The data managed by organisations is set to increase by 76 per cent over the next 12 to 18 months (opens in new tab). This, coupled with emerging types of data, means Information Governance strategies are becoming a significant challenge for businesses. The adoption of social and collaborative platforms means businesses must incorporate social media posts, texts, instant messages and online file sharing into the formal processes that manage information, all while considering security, compliance and employee behaviour. This poses vast complexities, as many face difficulties when attempting to apply existing rules to information types that are unstructured, considerable in volume and difficult to categorise.
This is particularly concerning as the imminent arrival of the Internet-of-Things (IoT) will make Information Governance even more complicated for businesses. Connected device-to-device communications is already used in many sectors and is on the rise. In 2015, the number of connected devices and systems in use is expected to reach 4.9 billion, with estimates suggesting global connected devices could reach up to 50 billion by 2020. It is important, therefore, that organisations start adjusting their Information Governance strategies now to accommodate emerging information types, before the data volumes generated by connected devices threaten to overwhelm them.
In light of the evolving landscape, there are a number of challenges that organisations need to consider when creating and implementing secure and efficient Information Governance strategies:
1. Firstly, many organisations are not clear on who owns, or should own, the content created by these communications channels. According to a recent survey of information professionals we undertook with AIIM, around one in three organisations has no-one responsible for governing the content of instant messaging (39 per cent of firms), mobile (32 per cent), social media (28 per cent) and cloud-sharing (33 per cent).

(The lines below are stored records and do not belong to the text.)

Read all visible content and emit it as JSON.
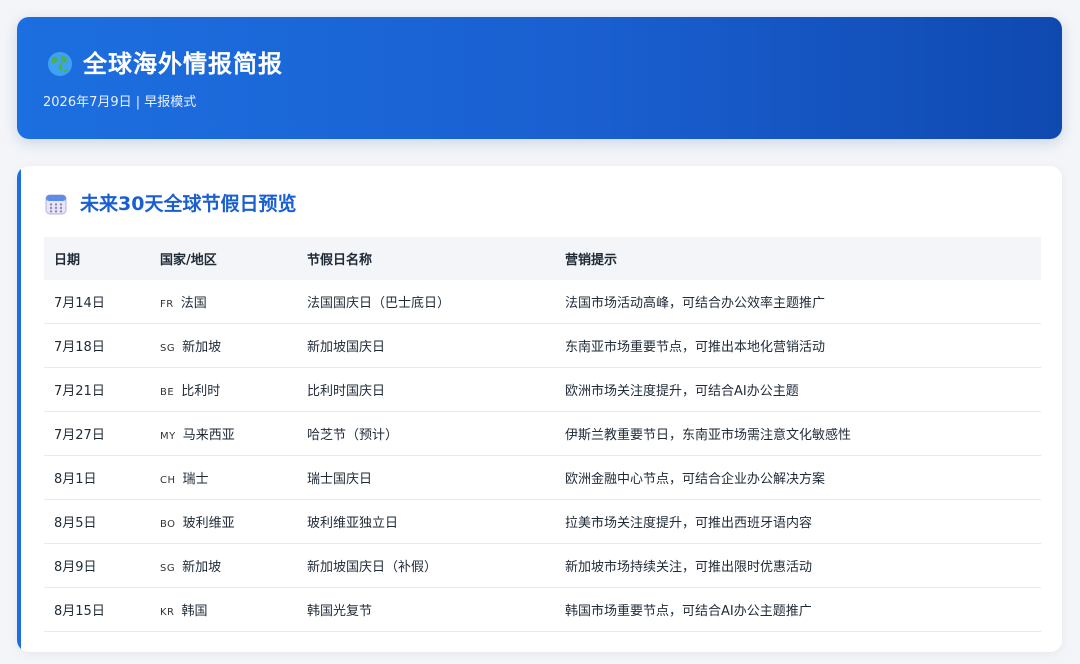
{
  "header": {
    "icon": "globe-icon",
    "title": "全球海外情报简报",
    "subtitle": "2026年7月9日 | 早报模式",
    "gradient": [
      "#1c6fe0",
      "#0f49b0"
    ]
  },
  "holidays": {
    "icon": "calendar-icon",
    "title": "未来30天全球节假日预览",
    "accent": "#1c6fe0",
    "columns": [
      "日期",
      "国家/地区",
      "节假日名称",
      "营销提示"
    ],
    "rows": [
      {
        "date": "7月14日",
        "code": "FR",
        "country": "法国",
        "name": "法国国庆日（巴士底日）",
        "tip": "法国市场活动高峰，可结合办公效率主题推广"
      },
      {
        "date": "7月18日",
        "code": "SG",
        "country": "新加坡",
        "name": "新加坡国庆日",
        "tip": "东南亚市场重要节点，可推出本地化营销活动"
      },
      {
        "date": "7月21日",
        "code": "BE",
        "country": "比利时",
        "name": "比利时国庆日",
        "tip": "欧洲市场关注度提升，可结合AI办公主题"
      },
      {
        "date": "7月27日",
        "code": "MY",
        "country": "马来西亚",
        "name": "哈芝节（预计）",
        "tip": "伊斯兰教重要节日，东南亚市场需注意文化敏感性"
      },
      {
        "date": "8月1日",
        "code": "CH",
        "country": "瑞士",
        "name": "瑞士国庆日",
        "tip": "欧洲金融中心节点，可结合企业办公解决方案"
      },
      {
        "date": "8月5日",
        "code": "BO",
        "country": "玻利维亚",
        "name": "玻利维亚独立日",
        "tip": "拉美市场关注度提升，可推出西班牙语内容"
      },
      {
        "date": "8月9日",
        "code": "SG",
        "country": "新加坡",
        "name": "新加坡国庆日（补假）",
        "tip": "新加坡市场持续关注，可推出限时优惠活动"
      },
      {
        "date": "8月15日",
        "code": "KR",
        "country": "韩国",
        "name": "韩国光复节",
        "tip": "韩国市场重要节点，可结合AI办公主题推广"
      }
    ]
  }
}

2. Another major challenge for businesses will be the compliance and regulatory implications of data that will be moving between devices as it will put new demands on data protection, security and recovery policies. Legal frameworks tend to lag behind technological capability, and the complexities of the data landscape generated by connected devices and systems will likely pose interesting legal and regulatory challenges. For example, a connected device within a domestic fridge which could be designed to monitor energy use or even shopping needs, for example could simultaneously be generating personal information about things such as health, lifestyle and changing family structure. Consequently the security of this information would need to be regulated and protected.
3. Storage and retention of the information generated presents another significant challenge – it’s both impossible and undesirable to be able to store and retain it all. Information Governance frameworks are already struggling under the weight of emerging digital channels, and could buckle under IoT unless organisations get better at classifying their data and knowing what to retain and store and what to delete. The task of determining what data has potential business value, together with applying an appropriate retention rule, will leave many businesses overwhelmed – especially as many are already overloaded with growing volumes of information in multiple formats.
Content management, storage, retention and retrieval policies need to be applied as rigorously to information created and distributed through these digital communication channels as they should be to more traditional data sets and paper records. This may not be an easy task, however failure to take on the challenge is going to expose many organisations to unacceptable levels of risk.
The answer is for businesses to adjust their Information Governance strategies to accommodate the changing information landscape. As part of this, Iron Mountain and AIIM recommend making use of the following checklist to ensure all information is managed responsibly:
• Ensure every type of content has an owner – allocate responsibility to records and information management, IT, legal/compliance, marketing or HR, for example
• Segment and prioritise content – and focus on the high priority/sensitive/confidential records
• Rigorously implement data capture, retention and deletion policies
• Automate the retention and deletion policies
• Implement an Enterprise Content Management (ECM)/Enterprise Risk Management (ERM) system to replace informal online file shares
• Create and communicate clear employee policies and guidelines
• Outsource data management and storage if required
With strong Information Governance in place, businesses will find that making challenging judgement calls about the information and data it holds will be helped considerably – so the time to start putting this in place is now.
Sue Trombley is the Managing Director of Thought Leadership at Iron Mountain